The challenge of responding to the changes being wrought by the coalition government and the prospect of serious budget reductions in the forthcoming spending review, together with the inevitable shifts in the policy lexicon, means that we have heard little on the subject of place shaping in recent weeks. However it would be a pity if the idea, if not the term, were to fade from view because it is central to the purpose of localism and local government.
That purpose, I believe, is to help local people to determine what their life is like and their aspirations for where they live. Done well it fulfils the requirements of ‘Big Society’ and/or community development, in which there is a key role for elected members in fostering community engagement, developing the community’s vision for the area and determining the right things to do at the right spatial level.
This requires a certain understanding of the role and links to the need to refresh the public sector ethos as hinted at elsewhere in this blog. For example, some politicians I have spoken to are concerned about the term ‘community leader’, because they see themselves as servants or facilitators. Good for them. Similarly many officers see themselves as being enablers of communities, not constrainers or herders of activity.

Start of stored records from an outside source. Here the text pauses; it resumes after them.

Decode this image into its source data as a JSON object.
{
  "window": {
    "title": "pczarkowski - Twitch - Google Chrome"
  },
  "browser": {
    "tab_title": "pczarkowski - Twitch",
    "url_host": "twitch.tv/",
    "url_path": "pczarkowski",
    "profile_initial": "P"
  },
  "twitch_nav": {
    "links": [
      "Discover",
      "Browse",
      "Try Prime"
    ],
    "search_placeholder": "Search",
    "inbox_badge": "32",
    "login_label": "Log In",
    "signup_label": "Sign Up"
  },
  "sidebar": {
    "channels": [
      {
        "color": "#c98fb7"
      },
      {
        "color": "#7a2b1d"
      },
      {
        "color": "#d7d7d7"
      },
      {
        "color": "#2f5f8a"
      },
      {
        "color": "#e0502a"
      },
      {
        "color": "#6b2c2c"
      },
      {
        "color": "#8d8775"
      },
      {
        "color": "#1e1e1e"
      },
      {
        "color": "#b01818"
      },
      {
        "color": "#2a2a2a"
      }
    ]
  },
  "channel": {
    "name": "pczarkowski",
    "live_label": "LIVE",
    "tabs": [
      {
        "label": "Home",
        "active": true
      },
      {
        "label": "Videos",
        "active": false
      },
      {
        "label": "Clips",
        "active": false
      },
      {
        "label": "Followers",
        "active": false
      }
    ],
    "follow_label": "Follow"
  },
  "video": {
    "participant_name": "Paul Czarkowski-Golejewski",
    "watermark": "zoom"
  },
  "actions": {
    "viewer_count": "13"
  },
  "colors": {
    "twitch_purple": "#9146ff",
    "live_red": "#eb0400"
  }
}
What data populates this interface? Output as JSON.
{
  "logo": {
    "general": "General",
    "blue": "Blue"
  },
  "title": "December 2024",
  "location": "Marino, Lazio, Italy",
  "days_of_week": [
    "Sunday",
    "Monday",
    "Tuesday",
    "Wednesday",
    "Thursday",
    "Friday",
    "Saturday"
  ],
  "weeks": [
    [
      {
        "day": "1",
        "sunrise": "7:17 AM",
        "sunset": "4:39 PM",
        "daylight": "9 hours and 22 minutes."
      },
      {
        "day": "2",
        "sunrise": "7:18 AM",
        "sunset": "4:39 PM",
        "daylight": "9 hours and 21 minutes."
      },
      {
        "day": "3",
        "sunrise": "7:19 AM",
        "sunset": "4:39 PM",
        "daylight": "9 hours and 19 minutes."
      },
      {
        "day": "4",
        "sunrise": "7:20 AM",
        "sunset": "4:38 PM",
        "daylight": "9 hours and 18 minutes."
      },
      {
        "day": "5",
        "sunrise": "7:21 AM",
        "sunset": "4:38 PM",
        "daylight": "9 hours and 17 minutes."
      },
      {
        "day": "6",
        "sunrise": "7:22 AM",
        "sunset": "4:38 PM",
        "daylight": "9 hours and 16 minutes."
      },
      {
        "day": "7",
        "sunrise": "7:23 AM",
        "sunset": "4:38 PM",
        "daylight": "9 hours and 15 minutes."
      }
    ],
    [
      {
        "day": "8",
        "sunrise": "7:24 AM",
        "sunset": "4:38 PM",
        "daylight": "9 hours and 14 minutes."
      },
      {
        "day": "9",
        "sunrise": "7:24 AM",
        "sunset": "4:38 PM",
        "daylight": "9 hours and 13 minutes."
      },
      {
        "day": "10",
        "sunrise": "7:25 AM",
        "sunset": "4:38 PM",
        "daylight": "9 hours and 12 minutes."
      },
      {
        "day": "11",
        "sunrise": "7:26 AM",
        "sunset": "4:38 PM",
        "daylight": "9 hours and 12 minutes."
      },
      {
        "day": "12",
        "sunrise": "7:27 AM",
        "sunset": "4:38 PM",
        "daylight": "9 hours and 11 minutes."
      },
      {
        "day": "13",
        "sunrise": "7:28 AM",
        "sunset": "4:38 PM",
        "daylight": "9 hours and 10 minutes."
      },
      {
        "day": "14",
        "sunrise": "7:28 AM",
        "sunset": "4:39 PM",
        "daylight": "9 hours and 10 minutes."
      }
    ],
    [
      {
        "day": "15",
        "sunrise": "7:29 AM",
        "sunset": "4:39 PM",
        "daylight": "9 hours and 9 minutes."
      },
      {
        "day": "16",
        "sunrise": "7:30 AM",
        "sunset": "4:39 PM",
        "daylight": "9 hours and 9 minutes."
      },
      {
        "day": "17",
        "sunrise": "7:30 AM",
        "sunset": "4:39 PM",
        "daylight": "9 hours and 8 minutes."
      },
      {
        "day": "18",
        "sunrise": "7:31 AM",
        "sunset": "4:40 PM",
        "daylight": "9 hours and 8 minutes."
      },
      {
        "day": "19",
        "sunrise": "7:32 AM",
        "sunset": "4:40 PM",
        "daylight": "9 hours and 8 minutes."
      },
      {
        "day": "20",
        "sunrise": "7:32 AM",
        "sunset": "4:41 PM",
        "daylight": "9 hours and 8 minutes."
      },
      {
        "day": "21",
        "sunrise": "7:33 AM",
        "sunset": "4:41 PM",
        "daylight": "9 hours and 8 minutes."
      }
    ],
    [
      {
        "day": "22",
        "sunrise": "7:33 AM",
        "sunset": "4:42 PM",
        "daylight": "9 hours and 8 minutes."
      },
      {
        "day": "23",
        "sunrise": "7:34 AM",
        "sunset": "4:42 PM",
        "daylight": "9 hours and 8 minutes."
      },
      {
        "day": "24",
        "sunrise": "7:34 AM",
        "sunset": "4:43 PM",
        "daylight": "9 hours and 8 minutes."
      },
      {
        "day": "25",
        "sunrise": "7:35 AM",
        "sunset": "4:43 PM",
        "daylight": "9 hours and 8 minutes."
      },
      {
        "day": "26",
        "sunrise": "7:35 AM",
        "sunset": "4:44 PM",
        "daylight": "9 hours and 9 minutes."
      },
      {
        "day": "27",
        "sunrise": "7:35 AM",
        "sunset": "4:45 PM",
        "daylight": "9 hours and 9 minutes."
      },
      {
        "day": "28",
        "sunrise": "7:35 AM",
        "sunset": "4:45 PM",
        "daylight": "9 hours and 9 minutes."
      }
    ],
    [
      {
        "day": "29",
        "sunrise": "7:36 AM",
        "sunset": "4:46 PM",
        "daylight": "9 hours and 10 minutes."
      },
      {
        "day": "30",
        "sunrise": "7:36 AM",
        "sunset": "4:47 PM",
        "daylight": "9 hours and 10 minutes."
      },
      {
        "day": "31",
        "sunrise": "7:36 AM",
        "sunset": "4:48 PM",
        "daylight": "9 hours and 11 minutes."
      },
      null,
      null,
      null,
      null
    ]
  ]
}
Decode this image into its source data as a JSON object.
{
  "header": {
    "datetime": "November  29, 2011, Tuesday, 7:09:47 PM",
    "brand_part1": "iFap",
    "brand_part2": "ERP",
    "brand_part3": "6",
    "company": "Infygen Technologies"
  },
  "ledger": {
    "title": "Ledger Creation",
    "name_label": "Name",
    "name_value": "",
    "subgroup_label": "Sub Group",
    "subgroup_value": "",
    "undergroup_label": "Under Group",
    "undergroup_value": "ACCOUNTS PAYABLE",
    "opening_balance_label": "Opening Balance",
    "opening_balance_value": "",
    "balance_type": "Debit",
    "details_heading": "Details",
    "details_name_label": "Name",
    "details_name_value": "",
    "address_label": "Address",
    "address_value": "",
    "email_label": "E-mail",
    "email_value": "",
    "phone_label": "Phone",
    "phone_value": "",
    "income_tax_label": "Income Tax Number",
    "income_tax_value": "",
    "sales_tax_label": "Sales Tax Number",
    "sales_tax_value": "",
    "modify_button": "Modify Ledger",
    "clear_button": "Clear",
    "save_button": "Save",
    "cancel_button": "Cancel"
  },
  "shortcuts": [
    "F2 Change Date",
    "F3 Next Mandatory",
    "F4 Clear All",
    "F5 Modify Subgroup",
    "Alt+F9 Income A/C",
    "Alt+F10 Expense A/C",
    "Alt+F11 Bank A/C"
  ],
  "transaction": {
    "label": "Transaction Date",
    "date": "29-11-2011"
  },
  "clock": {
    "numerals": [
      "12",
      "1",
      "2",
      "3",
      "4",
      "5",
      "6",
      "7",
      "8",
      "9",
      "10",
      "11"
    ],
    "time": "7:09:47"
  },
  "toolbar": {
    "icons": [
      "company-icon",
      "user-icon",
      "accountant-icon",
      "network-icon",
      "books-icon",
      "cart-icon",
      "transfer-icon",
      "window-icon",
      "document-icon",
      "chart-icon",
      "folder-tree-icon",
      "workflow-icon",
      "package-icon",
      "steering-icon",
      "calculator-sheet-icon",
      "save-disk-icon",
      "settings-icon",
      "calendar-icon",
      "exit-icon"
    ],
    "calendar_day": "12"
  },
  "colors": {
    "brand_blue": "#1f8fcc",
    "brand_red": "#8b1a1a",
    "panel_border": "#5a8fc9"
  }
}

There are some very real challenges in this work, aside from the usual questions of value for money. It is a labour of love to develop good community planning and neighbourhood development. Some administrative areas are effectively a bureaucratic fiction and a means must be found to build on the strengths of self identifying communities within them. This can equally well apply to London Boroughs, Counties or large Districts, where the strength of local feeling of neighbourhoods or parishes is ignored at one’s peril.
There are some limitations in the current community planning framework which has seen thought by policy makers of both the left and the right, relating in particular to the development of thought on community capital planning as well as activities funded by revenue. What are the particular community assets and are they being used effectively, is there sufficient return on investment and what are the opportunity costs and levels of redundancy involved?
In this context of change and community engagement, it will be interesting to see what the impact is of looser economic development arrangements, particularly as the Local Economic Partnerships come into being. For many of the infrastructure and cultural underpinnings of place will be driven by these.
At the moment I am trying to think about the distinctions between personal, universal and environmental service provision as it impacts on this vision for a place. It’s relatively easy to see how public realm policy has a bearing on how a particular place discovers itself, but what is the impact of the provision and leadership of personal services for the elderly, or the methods adopted for child protection? What constitutes a coherent approach and does it matter? These are questions for further thought and consideration at the moment, but I am certain that the answer will based on the underlying principle of establishing the right thing to do for the people and places we serve.